What to work on >> Your task is to reproduce the listing exactly, without its images.

Supplied material >>
──────────
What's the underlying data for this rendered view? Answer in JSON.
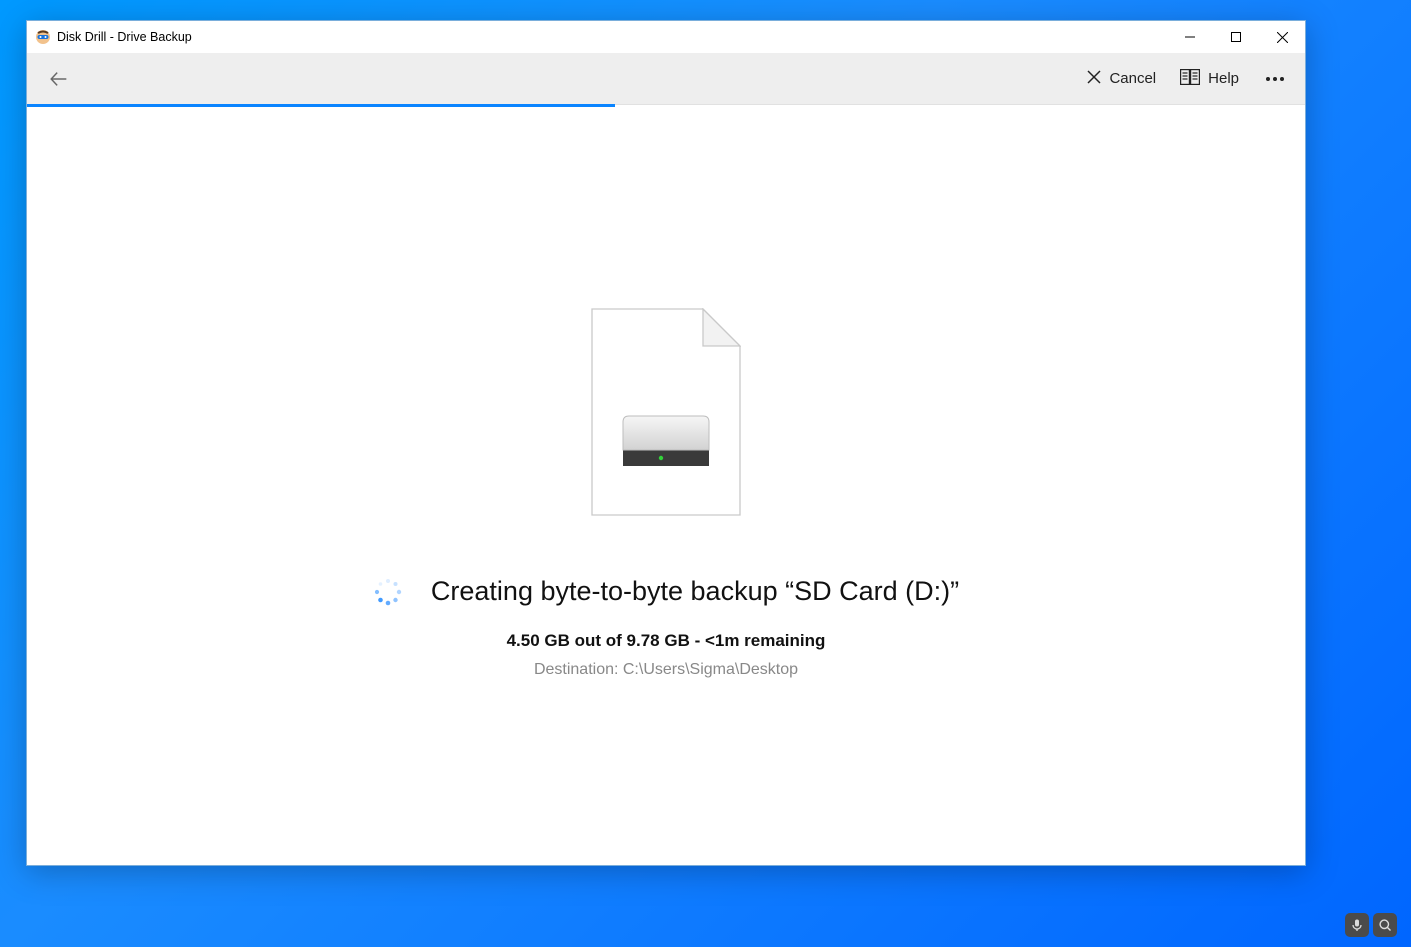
{
  "window": {
    "title": "Disk Drill - Drive Backup"
  },
  "toolbar": {
    "cancel_label": "Cancel",
    "help_label": "Help"
  },
  "progress": {
    "percent": 46
  },
  "status": {
    "title": "Creating byte-to-byte backup “SD Card (D:)”",
    "progress_text": "4.50 GB out of 9.78 GB - <1m remaining",
    "destination": "Destination: C:\\Users\\Sigma\\Desktop"
  }
}
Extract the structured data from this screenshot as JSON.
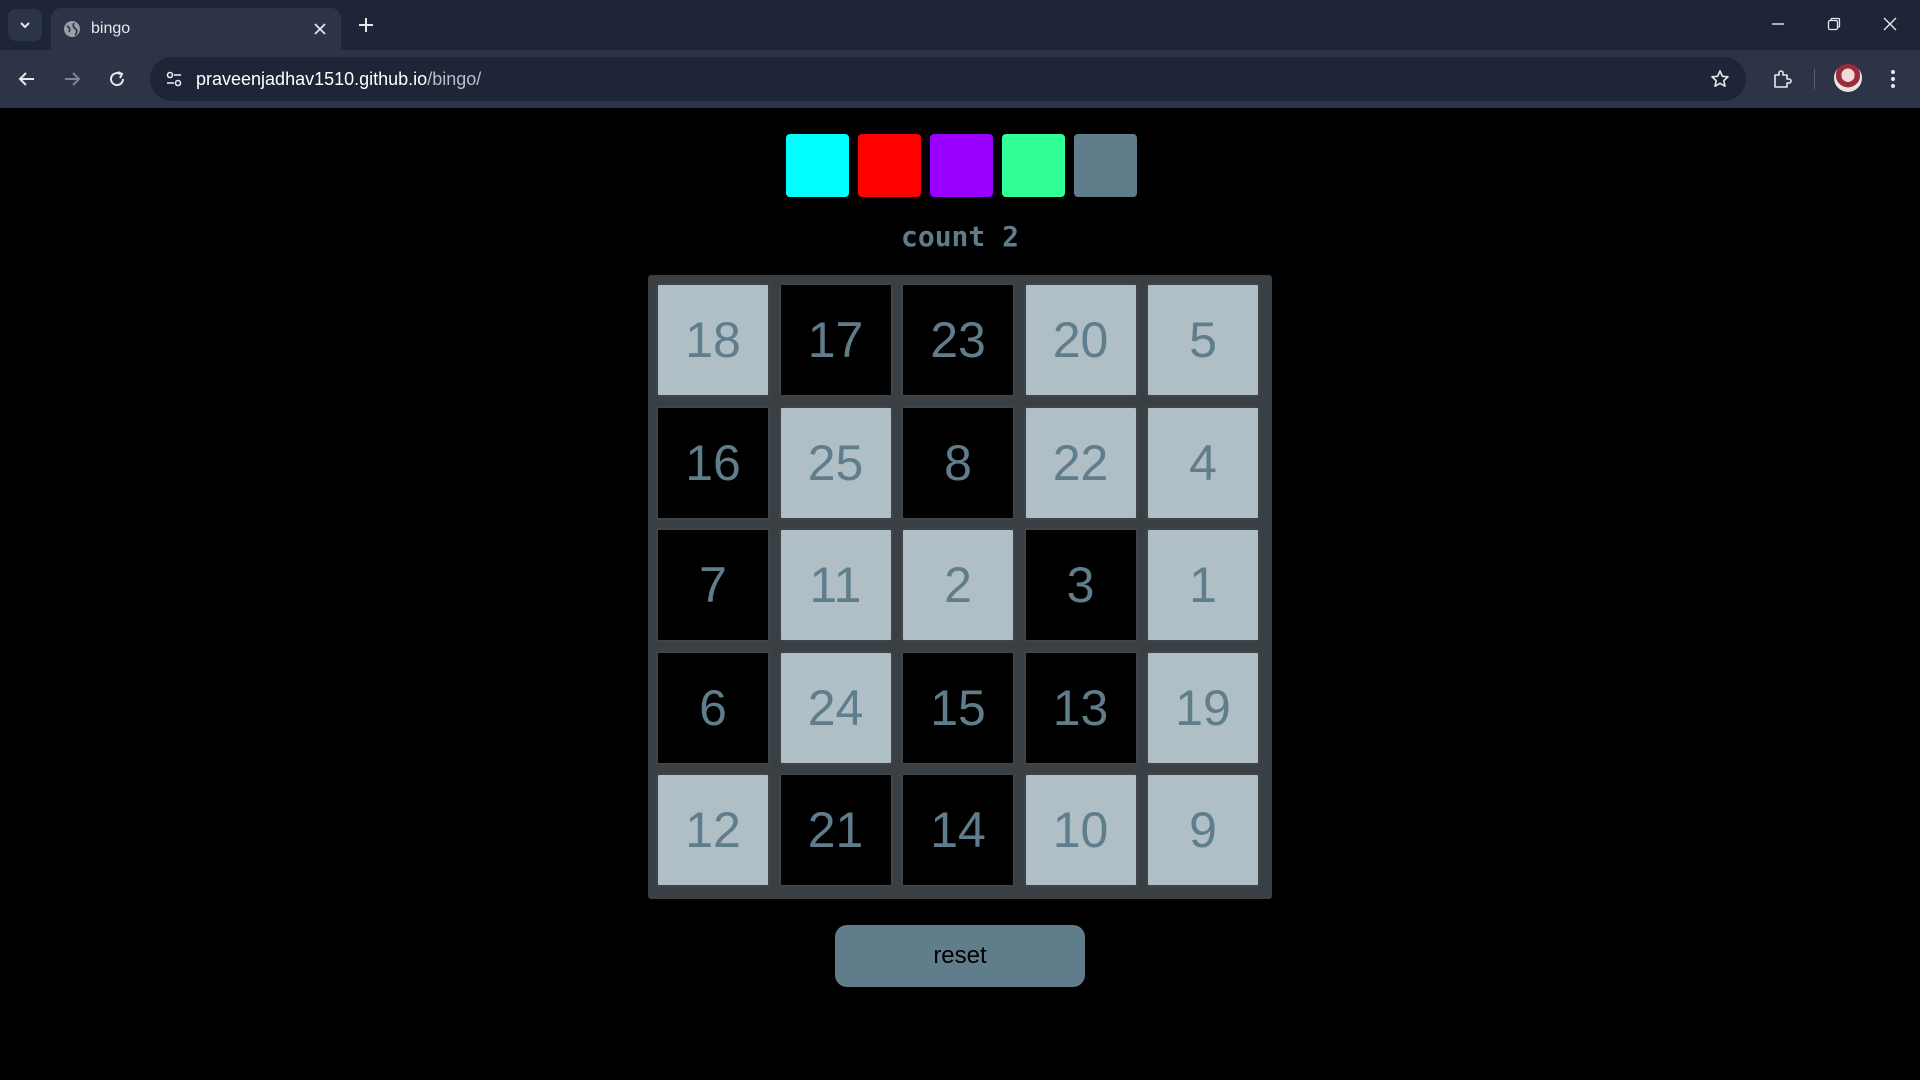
{
  "browser": {
    "tab_title": "bingo",
    "url_host": "praveenjadhav1510.github.io",
    "url_path": "/bingo/"
  },
  "page": {
    "swatches": [
      {
        "name": "cyan",
        "color": "#00ffff"
      },
      {
        "name": "red",
        "color": "#ff0000"
      },
      {
        "name": "purple",
        "color": "#9900ff"
      },
      {
        "name": "green",
        "color": "#33ff99"
      },
      {
        "name": "slate",
        "color": "#607d8b"
      }
    ],
    "count_label": "count 2",
    "board": [
      [
        {
          "n": "18",
          "on": true
        },
        {
          "n": "17",
          "on": false
        },
        {
          "n": "23",
          "on": false
        },
        {
          "n": "20",
          "on": true
        },
        {
          "n": "5",
          "on": true
        }
      ],
      [
        {
          "n": "16",
          "on": false
        },
        {
          "n": "25",
          "on": true
        },
        {
          "n": "8",
          "on": false
        },
        {
          "n": "22",
          "on": true
        },
        {
          "n": "4",
          "on": true
        }
      ],
      [
        {
          "n": "7",
          "on": false
        },
        {
          "n": "11",
          "on": true
        },
        {
          "n": "2",
          "on": true
        },
        {
          "n": "3",
          "on": false
        },
        {
          "n": "1",
          "on": true
        }
      ],
      [
        {
          "n": "6",
          "on": false
        },
        {
          "n": "24",
          "on": true
        },
        {
          "n": "15",
          "on": false
        },
        {
          "n": "13",
          "on": false
        },
        {
          "n": "19",
          "on": true
        }
      ],
      [
        {
          "n": "12",
          "on": true
        },
        {
          "n": "21",
          "on": false
        },
        {
          "n": "14",
          "on": false
        },
        {
          "n": "10",
          "on": true
        },
        {
          "n": "9",
          "on": true
        }
      ]
    ],
    "marked_color": "#b0bec5",
    "unmarked_color": "#000000",
    "number_color": "#607d8b",
    "reset_label": "reset"
  }
}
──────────
Solution to this task >>
What's the underlying data for this rendered view? Answer in JSON.
{
  "window": {
    "title": "Disk Drill - Drive Backup"
  },
  "toolbar": {
    "cancel_label": "Cancel",
    "help_label": "Help"
  },
  "progress": {
    "percent": 46
  },
  "status": {
    "title": "Creating byte-to-byte backup “SD Card (D:)”",
    "progress_text": "4.50 GB out of 9.78 GB - <1m remaining",
    "destination": "Destination: C:\\Users\\Sigma\\Desktop"
  }
}
Extract the structured data from this screenshot as JSON.
{
  "browser": {
    "tab_title": "bingo",
    "url_host": "praveenjadhav1510.github.io",
    "url_path": "/bingo/"
  },
  "page": {
    "swatches": [
      {
        "name": "cyan",
        "color": "#00ffff"
      },
      {
        "name": "red",
        "color": "#ff0000"
      },
      {
        "name": "purple",
        "color": "#9900ff"
      },
      {
        "name": "green",
        "color": "#33ff99"
      },
      {
        "name": "slate",
        "color": "#607d8b"
      }
    ],
    "count_label": "count 2",
    "board": [
      [
        {
          "n": "18",
          "on": true
        },
        {
          "n": "17",
          "on": false
        },
        {
          "n": "23",
          "on": false
        },
        {
          "n": "20",
          "on": true
        },
        {
          "n": "5",
          "on": true
        }
      ],
      [
        {
          "n": "16",
          "on": false
        },
        {
          "n": "25",
          "on": true
        },
        {
          "n": "8",
          "on": false
        },
        {
          "n": "22",
          "on": true
        },
        {
          "n": "4",
          "on": true
        }
      ],
      [
        {
          "n": "7",
          "on": false
        },
        {
          "n": "11",
          "on": true
        },
        {
          "n": "2",
          "on": true
        },
        {
          "n": "3",
          "on": false
        },
        {
          "n": "1",
          "on": true
        }
      ],
      [
        {
          "n": "6",
          "on": false
        },
        {
          "n": "24",
          "on": true
        },
        {
          "n": "15",
          "on": false
        },
        {
          "n": "13",
          "on": false
        },
        {
          "n": "19",
          "on": true
        }
      ],
      [
        {
          "n": "12",
          "on": true
        },
        {
          "n": "21",
          "on": false
        },
        {
          "n": "14",
          "on": false
        },
        {
          "n": "10",
          "on": true
        },
        {
          "n": "9",
          "on": true
        }
      ]
    ],
    "marked_color": "#b0bec5",
    "unmarked_color": "#000000",
    "number_color": "#607d8b",
    "reset_label": "reset"
  }
}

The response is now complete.